“Rudolf Bing, general manager of the Met from 1950 to 1972, once observed that his opera house was ‘similar to a museum. My function is to present old masterpieces in modern frames’.” Our Own JJ takes on an old frame (Der Rosenkavalier) and a new (Eugene Onegin) in his latest review for the New York Observer.
“Opera isn’t all about the music: On the most basic level, it’s a grotesquely expensive form of entertainment. When people drop a half a grand for a pair of only pretty good seats at the Met, never mind parking and dinner and getting the suit pressed, they want some visual bang for their buck.” Our Own JJ considers Die Frau ohne Schatten and Rigoletto in the New York Observer.
Our Own JJ (not pictured) surveys the first week of the Met’s season (Eugene Onegin, Cosi fan tutte, The Nose, Norma) for the New York Observer. [Photo: Ken Howard]
“Alden Drops the Ballo: His Milquetoast Take on Verdi’s Classic Fizzles at the Met”
La Cieca (not pictured) is so gratified that there’s at least one arts journalist out there who’s willing to take on the really tough, gritty issues that so few are willing to touch. The scribe is Zachary Woolfe and the powderkeg topic du jour is Anna Netrebko‘s mid-scene breaking of character at the opening night of Anna Bolena as it relates to analagous instances of metaperformance across historical and cultural boundaries. Gripping stuff!
Briefly, according to Zachary Woolfe: “No one came.” More elaboration, plus speculation on “What That Means,” in the New York Observer. And for those of you with a taste for hash, the subject is revisited as well in the New York Times.

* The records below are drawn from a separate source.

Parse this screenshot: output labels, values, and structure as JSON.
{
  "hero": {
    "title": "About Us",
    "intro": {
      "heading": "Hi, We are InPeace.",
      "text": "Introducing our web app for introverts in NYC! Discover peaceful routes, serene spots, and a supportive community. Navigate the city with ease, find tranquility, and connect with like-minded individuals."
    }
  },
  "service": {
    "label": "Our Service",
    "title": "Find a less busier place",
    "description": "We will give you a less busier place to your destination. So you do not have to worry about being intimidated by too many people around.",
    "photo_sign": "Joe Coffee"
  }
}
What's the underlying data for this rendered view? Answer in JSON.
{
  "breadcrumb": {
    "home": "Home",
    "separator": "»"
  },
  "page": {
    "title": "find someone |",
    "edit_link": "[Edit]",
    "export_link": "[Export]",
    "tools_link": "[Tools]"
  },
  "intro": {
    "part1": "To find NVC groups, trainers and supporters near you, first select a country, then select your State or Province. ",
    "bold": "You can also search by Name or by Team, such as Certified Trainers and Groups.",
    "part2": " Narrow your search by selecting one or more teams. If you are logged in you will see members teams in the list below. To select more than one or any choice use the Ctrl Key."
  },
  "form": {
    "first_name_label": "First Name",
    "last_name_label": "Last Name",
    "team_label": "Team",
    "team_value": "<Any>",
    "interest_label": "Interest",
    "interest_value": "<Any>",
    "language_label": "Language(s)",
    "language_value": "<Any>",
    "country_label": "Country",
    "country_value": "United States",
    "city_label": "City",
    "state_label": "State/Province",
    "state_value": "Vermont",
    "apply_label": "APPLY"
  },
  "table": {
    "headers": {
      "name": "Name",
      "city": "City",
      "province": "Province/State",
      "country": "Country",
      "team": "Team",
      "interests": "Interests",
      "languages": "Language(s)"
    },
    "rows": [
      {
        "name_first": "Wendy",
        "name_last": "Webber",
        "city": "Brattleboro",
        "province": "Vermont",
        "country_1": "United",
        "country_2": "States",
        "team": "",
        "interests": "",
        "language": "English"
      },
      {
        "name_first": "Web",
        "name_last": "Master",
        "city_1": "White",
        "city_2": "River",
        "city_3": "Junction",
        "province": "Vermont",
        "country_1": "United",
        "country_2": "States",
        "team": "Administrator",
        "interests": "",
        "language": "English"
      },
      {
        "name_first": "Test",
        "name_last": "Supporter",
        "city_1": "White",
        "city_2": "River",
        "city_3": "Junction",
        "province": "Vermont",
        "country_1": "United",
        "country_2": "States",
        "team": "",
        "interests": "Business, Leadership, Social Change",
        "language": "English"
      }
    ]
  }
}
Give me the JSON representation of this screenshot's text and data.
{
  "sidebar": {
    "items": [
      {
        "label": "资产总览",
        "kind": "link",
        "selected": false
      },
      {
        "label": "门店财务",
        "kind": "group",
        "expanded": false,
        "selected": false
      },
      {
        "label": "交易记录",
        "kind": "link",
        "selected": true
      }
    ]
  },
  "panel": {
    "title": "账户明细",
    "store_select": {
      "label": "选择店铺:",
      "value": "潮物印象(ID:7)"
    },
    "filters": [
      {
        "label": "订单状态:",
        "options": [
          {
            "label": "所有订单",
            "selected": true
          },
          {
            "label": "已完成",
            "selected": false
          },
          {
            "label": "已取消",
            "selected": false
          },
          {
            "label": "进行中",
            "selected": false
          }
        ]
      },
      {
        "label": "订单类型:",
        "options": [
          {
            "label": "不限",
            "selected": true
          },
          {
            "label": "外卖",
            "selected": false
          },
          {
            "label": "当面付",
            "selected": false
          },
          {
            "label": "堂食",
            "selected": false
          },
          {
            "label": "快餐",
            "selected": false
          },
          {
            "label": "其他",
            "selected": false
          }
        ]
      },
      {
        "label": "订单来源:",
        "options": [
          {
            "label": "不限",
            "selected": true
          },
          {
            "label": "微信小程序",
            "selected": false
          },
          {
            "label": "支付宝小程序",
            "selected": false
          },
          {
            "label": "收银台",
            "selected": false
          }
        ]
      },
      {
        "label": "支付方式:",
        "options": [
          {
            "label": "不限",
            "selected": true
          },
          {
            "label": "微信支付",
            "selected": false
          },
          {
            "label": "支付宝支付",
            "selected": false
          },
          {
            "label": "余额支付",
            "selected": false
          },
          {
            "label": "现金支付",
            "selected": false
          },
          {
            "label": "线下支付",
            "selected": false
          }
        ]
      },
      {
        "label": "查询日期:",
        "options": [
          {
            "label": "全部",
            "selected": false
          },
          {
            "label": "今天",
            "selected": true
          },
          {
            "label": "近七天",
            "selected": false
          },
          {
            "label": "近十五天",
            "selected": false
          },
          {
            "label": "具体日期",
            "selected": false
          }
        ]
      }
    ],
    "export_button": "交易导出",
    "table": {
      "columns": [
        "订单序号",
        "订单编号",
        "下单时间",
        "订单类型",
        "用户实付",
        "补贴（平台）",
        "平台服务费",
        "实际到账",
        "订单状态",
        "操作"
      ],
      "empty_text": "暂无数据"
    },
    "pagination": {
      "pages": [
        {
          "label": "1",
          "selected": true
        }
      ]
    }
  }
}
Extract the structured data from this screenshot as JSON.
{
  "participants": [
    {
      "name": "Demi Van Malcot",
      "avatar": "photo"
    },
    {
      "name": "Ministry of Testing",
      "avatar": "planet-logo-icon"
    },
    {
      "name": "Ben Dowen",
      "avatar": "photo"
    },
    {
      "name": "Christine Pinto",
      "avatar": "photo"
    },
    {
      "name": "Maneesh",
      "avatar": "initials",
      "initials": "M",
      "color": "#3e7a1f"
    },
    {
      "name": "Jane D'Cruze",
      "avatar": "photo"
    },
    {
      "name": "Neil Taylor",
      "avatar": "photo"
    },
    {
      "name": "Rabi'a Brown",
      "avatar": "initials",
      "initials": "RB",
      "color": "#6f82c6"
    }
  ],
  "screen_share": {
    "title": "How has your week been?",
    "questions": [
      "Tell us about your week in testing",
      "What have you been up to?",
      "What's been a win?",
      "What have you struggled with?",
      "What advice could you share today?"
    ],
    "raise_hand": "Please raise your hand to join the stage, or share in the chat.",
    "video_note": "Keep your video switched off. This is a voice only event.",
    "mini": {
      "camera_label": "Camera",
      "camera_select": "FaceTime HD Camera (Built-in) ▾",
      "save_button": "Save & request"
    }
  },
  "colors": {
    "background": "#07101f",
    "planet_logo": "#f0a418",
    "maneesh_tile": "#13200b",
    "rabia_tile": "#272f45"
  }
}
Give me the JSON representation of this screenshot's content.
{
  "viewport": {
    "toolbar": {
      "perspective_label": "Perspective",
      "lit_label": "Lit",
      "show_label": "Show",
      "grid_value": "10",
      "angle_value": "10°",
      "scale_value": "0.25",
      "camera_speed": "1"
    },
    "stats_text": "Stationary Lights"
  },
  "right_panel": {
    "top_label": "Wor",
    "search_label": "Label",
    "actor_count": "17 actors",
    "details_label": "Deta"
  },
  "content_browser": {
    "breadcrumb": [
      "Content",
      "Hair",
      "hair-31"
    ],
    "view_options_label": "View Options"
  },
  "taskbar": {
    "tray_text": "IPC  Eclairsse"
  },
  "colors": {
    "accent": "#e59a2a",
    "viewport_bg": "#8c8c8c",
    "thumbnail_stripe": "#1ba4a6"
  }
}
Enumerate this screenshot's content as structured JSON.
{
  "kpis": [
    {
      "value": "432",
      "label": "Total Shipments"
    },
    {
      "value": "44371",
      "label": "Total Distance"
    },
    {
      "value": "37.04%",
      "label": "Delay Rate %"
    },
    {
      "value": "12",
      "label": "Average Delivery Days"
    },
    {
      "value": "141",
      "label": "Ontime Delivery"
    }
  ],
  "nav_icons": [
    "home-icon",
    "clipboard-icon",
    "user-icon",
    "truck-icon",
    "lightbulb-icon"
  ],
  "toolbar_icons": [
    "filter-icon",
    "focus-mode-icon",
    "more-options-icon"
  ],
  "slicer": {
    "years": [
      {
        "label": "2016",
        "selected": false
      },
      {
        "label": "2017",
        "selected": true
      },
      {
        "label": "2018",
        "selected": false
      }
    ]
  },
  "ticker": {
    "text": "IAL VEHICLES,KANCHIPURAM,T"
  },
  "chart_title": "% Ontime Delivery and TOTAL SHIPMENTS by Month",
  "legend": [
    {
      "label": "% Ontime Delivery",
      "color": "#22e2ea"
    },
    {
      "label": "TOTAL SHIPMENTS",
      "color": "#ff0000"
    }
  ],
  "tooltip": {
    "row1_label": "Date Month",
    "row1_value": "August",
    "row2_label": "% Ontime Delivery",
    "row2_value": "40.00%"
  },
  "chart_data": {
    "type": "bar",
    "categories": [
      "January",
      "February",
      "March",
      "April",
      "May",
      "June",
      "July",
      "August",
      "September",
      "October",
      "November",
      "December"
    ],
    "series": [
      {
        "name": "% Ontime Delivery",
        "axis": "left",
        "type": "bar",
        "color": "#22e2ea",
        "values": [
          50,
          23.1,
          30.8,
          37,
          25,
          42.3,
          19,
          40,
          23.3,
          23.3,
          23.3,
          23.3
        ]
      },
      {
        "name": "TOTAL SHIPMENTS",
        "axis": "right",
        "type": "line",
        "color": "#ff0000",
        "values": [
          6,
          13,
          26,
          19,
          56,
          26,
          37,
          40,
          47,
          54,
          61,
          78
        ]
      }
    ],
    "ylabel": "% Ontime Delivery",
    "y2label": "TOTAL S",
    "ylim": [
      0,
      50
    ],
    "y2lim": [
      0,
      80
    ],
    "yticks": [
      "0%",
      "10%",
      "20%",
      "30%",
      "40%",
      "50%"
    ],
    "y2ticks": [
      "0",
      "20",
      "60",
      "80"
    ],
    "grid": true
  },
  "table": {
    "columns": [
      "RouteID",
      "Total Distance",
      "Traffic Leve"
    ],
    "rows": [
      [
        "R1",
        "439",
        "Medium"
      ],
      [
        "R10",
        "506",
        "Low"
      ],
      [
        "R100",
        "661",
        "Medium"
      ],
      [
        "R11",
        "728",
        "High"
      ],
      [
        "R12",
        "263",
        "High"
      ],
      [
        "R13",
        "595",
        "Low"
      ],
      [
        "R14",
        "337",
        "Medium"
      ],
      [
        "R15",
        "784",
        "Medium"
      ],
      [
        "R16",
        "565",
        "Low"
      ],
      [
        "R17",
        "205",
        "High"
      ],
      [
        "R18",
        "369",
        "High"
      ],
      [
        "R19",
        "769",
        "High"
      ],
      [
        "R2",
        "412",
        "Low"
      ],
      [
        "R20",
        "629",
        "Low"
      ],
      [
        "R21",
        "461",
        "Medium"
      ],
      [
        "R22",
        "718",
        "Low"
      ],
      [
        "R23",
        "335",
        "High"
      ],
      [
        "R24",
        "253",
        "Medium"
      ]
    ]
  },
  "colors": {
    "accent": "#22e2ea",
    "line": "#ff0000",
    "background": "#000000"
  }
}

“After a 15-year collaboration that catapulted Renée Fleming from just another plush-voiced soprano to a glamorous, genre-crossing household name, the singer is parting ways with legendary publicist Mary Lou Falcone.” [New York Observer]